-- Opening Marker --
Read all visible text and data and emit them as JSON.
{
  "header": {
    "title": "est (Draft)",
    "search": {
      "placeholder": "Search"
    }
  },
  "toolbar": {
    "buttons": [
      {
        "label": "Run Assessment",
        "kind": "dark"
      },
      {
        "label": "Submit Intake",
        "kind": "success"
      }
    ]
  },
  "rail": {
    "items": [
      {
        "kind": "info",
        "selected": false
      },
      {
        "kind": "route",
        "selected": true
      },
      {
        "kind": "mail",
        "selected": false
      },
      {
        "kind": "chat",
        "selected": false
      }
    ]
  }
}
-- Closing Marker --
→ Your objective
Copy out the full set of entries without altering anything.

→ Exercise answer
Read all visible text and data and emit them as JSON.
{
  "header": {
    "title": "est (Draft)",
    "search": {
      "placeholder": "Search"
    }
  },
  "toolbar": {
    "buttons": [
      {
        "label": "Run Assessment",
        "kind": "dark"
      },
      {
        "label": "Submit Intake",
        "kind": "success"
      }
    ]
  },
  "rail": {
    "items": [
      {
        "kind": "info",
        "selected": false
      },
      {
        "kind": "route",
        "selected": true
      },
      {
        "kind": "mail",
        "selected": false
      },
      {
        "kind": "chat",
        "selected": false
      }
    ]
  }
}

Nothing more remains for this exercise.